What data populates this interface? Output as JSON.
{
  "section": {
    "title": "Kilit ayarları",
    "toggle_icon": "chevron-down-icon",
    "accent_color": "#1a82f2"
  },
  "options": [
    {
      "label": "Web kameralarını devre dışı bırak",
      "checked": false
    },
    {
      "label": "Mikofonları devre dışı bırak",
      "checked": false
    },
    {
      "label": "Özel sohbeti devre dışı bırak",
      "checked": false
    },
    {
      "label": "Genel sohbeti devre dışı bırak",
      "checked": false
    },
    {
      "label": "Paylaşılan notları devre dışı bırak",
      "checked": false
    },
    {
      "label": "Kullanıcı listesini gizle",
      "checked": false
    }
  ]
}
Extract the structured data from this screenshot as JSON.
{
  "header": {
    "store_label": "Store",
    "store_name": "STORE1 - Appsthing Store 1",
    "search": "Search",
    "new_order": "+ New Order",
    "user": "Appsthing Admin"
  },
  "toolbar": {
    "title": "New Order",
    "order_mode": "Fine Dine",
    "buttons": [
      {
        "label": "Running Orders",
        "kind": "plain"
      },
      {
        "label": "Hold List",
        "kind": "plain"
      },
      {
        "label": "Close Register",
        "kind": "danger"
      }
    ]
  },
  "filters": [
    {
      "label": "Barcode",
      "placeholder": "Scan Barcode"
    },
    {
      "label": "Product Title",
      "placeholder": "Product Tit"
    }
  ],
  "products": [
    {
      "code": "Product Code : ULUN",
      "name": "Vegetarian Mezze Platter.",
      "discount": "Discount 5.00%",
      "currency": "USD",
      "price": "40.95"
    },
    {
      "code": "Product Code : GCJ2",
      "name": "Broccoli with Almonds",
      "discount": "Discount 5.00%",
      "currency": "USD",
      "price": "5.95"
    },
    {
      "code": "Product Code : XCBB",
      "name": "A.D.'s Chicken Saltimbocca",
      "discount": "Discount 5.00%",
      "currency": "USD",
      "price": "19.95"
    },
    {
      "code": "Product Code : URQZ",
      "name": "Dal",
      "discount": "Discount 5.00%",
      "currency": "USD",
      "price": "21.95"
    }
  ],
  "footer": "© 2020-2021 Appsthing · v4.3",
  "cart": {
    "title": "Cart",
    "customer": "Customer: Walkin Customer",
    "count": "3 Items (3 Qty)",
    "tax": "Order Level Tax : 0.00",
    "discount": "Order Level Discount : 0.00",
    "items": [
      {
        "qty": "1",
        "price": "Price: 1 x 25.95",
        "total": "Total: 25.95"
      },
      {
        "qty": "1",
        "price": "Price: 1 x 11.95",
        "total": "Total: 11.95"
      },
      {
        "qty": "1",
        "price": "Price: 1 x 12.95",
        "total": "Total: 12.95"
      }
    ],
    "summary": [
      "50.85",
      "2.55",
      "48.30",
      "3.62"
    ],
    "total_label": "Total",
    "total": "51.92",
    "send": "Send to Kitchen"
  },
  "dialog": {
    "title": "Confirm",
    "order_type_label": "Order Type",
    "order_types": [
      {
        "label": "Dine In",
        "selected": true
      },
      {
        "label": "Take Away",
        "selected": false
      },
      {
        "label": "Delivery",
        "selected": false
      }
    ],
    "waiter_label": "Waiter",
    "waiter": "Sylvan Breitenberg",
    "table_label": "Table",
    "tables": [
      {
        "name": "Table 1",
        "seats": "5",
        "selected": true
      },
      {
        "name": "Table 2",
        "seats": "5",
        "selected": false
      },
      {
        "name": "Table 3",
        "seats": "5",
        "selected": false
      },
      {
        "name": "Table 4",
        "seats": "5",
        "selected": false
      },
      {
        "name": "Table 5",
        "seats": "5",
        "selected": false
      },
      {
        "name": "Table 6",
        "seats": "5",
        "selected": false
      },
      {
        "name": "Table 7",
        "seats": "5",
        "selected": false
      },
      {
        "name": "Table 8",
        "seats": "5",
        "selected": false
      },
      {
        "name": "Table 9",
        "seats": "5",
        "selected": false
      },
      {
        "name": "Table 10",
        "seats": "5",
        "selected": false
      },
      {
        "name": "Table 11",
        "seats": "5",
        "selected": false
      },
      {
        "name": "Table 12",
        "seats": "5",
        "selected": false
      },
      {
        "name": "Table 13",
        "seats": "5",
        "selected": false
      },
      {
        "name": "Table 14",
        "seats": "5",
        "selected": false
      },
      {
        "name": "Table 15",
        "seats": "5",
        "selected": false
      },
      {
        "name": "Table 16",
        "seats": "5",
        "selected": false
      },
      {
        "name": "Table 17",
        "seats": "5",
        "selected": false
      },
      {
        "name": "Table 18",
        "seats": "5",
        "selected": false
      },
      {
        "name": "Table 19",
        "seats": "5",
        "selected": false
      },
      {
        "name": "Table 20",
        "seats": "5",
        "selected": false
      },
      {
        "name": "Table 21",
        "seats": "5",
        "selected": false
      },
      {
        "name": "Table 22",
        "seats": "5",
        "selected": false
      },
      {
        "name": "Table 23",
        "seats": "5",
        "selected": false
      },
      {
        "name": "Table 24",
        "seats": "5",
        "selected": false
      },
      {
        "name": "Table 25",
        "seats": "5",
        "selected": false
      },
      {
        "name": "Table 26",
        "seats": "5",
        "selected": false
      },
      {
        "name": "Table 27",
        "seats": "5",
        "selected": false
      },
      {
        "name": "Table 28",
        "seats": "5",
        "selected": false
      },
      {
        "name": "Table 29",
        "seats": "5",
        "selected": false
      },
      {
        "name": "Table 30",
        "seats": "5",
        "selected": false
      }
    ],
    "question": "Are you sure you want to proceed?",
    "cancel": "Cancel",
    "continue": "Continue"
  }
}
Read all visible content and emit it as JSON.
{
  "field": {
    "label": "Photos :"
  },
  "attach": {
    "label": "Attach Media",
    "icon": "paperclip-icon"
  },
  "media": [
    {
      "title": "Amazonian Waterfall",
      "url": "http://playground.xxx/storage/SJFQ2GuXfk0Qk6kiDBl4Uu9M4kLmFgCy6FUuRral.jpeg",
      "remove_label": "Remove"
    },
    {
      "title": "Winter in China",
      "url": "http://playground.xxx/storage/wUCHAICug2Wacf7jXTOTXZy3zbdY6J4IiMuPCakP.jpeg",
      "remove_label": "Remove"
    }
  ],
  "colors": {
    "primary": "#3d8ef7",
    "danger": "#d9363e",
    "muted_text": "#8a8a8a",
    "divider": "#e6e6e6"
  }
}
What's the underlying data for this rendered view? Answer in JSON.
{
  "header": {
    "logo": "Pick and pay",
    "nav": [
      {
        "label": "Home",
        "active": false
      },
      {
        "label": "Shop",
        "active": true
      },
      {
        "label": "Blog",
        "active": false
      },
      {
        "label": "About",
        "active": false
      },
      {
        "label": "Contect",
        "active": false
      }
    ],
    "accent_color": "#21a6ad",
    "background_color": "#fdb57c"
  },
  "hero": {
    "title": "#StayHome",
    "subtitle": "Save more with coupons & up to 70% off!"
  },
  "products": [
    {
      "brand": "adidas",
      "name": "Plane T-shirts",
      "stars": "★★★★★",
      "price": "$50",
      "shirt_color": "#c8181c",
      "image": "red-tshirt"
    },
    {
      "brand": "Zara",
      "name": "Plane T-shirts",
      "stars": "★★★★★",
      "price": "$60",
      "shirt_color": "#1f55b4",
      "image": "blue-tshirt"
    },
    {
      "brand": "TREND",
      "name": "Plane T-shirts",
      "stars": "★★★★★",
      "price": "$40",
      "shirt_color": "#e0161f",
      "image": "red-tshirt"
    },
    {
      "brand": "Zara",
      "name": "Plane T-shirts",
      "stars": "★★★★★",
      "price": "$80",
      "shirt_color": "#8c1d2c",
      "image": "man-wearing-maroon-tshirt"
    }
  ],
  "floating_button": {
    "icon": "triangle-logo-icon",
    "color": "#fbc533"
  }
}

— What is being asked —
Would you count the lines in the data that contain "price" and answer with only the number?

— The answer —
11